    The poem is divided into forty-six cantos, each containing a variable number of eight-line stanzas in ottava rima (a rhyme scheme of abababcc) . Ottava rima had been used in previous Italian romantic epics, including Luigi Pulci's Morgante and Boiardo's Orlando Innamorato. Ariosto's work is 38,736 lines long in total, making it one of the longest poems in European literature.
    Ariosto introduced also narrative commentary throughout the work.
    The poem exerted a wide influence on later culture.

    ***Ariosto began working on the poem around 1506, when he was 32. The earliest version appeared in 1516. A second edition appeared in 1521 with minor revisions. The poem was not published in its complete form until 1532.

    25 person liked.
    0 person did not like.
Best Poem of Ludovico Ariosto

Orlando Furioso Canto 12

Orlando, full of rage, pursues a knight
Who bears by force his lady-love away,
And comes where old Atlantes, by his sleight
Had raised a dome, Rogero there to stay.
Here too Rogero comes; where getting sight
Of his lost love, the County strives in fray
With fierce Ferrau, and, after slaughter fell
Amid the paynim host, finds Isabel.

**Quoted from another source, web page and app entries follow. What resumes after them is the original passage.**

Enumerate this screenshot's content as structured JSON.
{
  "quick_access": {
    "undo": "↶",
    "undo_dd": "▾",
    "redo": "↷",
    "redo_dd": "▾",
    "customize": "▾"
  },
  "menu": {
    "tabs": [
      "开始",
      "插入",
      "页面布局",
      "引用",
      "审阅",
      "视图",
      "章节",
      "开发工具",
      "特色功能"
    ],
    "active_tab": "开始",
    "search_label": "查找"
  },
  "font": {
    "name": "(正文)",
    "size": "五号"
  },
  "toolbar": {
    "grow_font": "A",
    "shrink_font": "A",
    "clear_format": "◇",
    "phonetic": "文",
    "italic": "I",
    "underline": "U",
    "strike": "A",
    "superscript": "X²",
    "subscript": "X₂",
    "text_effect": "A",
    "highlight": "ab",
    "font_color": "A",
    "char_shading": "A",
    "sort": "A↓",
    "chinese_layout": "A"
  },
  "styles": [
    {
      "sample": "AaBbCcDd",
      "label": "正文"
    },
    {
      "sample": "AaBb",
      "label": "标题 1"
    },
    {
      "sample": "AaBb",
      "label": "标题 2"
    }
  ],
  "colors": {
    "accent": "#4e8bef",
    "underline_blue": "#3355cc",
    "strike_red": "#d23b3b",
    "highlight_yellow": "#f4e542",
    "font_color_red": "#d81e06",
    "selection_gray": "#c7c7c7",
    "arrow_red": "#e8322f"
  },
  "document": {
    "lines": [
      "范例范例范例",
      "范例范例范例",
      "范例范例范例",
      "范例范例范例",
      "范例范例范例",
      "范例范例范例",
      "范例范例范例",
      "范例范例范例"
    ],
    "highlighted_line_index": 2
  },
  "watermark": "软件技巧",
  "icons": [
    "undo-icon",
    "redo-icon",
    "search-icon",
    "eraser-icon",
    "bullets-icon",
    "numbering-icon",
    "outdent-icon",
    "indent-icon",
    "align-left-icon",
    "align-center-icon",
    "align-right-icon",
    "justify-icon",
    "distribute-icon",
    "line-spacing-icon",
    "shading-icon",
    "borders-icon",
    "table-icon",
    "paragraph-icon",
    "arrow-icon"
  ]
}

Ceres, when from the Idaean dame in haste
Returning to the lonely valley, where
Enceladus the Aetnaean mountain placed
On his bolt-smitten flanks, is doomed to bear,
Her girl she found not, on that pathless ...

Read the full of Orlando Furioso Canto 12

Orlando Furioso Canto 3

Restored to sense, the beauteous Bradamant
Finds sage Melissa in the vaulted tomb,
And hears from her of many a famous plant
And warrior, who shall issue from her womb.
Next, to release Rogero from the haunt
Of old Atlantes, learns how from the groom,
Brunello hight, his virtuous ring to take;
And thus the knight's and others' fetters break.